News 12 first @ five -- November 19, 2008
AUGUSTA, GA -- Cynthia Jennings spends her days teaching patients at doctor's hospital about the dangers of diabetes. She says it's important for people to learn because so many people have it and don't know.
"It is pretty serious type of disease that we don't pay that much attention to," said Cynthia.
So serious that 24 million Americans are affected by it; and 17 million are children.
"I'm seeing more in the adolescents, teen and early adulthood. We're seeing a bigger increase in that population," said Cynthia.
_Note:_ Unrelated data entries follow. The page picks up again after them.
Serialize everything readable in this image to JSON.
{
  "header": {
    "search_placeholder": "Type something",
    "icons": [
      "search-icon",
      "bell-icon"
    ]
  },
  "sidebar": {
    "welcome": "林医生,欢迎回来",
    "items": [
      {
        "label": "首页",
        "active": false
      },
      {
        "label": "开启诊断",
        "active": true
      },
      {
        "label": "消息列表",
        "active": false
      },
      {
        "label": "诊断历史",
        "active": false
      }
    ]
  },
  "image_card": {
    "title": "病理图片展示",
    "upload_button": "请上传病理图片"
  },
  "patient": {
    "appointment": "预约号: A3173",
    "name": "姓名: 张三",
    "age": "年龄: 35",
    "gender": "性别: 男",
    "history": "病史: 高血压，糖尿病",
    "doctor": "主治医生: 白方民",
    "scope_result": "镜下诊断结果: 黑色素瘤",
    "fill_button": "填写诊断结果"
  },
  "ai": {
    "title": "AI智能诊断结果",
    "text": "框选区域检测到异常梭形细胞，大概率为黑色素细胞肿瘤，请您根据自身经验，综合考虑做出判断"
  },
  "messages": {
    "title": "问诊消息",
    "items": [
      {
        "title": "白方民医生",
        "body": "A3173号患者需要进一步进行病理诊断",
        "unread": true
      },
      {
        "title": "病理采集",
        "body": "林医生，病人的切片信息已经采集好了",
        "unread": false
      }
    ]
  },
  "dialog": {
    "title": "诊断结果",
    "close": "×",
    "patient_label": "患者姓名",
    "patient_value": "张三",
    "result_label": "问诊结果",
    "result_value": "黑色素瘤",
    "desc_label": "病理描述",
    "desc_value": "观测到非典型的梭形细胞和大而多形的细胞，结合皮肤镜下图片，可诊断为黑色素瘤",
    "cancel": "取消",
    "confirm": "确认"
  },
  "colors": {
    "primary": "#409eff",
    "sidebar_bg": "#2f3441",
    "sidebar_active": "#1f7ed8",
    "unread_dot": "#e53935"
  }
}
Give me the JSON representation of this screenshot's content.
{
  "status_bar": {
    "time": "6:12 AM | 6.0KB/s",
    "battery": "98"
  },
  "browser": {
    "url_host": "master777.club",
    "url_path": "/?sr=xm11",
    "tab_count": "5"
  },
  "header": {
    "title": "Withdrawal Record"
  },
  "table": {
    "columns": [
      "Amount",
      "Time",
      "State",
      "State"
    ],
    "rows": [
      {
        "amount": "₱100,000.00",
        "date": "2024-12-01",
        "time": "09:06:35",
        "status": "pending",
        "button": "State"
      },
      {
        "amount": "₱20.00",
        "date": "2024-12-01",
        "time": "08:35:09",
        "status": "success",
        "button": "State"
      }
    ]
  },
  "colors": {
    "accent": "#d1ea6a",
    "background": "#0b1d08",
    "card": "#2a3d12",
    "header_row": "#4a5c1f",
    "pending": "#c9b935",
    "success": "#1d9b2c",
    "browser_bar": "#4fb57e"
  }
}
There are two kinds of diabetes. Type 1 also known as Juvenile and Type 2 which is mostly found in older adults.
"It can come from auto-immune viral attack on their pancreas and cause it not to function," said Cynthia.
Symptoms of juvenile diabetes include: frequent urination, blurred vision, weight loss, fatigue and the most common, extreme thirst.
"I've had people tell me they just can't get enough to drink a whole gallon of water at a time. So that's a big indicator when children are always thirsty, always thirsty," said Cynthia.
And gone untreated, Cynthia says type one can have damaging effects including heart and kidney failure; even nerve and brain damage.
"If their blood sugar is high enough and get to where they have ketoacidosis, they have symptoms of nausea and vomiting and that's getting into a pretty serious level in terms of blood sugar," said Cynthia.
Cynthia says it's a growing epidemic that can be stopped if we all take notice.
Normal blood sugar for children ranges from 150-180.If you'd like to have your child tested, all you have to do is call your doctor and a simple blood test will let you know if they're at risk.